§ **Exercise**
Only the number is wanted: how many lines below contain "ספרי"?

Dataset rows for apps and sites:
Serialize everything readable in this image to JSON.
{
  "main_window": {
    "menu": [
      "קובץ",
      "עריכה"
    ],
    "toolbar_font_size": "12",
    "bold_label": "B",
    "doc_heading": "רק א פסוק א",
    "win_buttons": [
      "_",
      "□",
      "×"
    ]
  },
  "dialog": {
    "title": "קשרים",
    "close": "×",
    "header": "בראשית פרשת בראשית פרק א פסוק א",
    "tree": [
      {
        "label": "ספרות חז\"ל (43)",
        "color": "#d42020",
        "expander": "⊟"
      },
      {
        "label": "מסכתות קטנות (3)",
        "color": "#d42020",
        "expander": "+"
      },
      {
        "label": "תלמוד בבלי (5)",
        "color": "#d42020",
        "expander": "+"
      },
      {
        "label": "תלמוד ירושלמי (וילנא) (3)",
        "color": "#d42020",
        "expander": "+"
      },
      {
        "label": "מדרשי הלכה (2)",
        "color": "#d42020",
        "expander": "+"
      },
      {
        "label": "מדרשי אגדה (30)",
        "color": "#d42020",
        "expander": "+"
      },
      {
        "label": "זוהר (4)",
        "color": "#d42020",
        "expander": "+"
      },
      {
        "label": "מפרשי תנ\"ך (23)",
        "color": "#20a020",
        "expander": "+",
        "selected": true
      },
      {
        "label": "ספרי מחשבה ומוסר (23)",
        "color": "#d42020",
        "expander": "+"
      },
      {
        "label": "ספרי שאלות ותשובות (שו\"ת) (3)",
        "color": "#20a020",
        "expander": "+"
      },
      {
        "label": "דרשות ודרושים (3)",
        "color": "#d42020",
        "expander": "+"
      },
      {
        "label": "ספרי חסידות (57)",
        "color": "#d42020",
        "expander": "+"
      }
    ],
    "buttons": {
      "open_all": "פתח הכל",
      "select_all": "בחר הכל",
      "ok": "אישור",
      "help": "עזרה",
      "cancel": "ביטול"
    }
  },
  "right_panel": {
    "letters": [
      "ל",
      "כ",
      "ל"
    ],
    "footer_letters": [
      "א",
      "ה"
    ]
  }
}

§ **Answer to this exercise**
3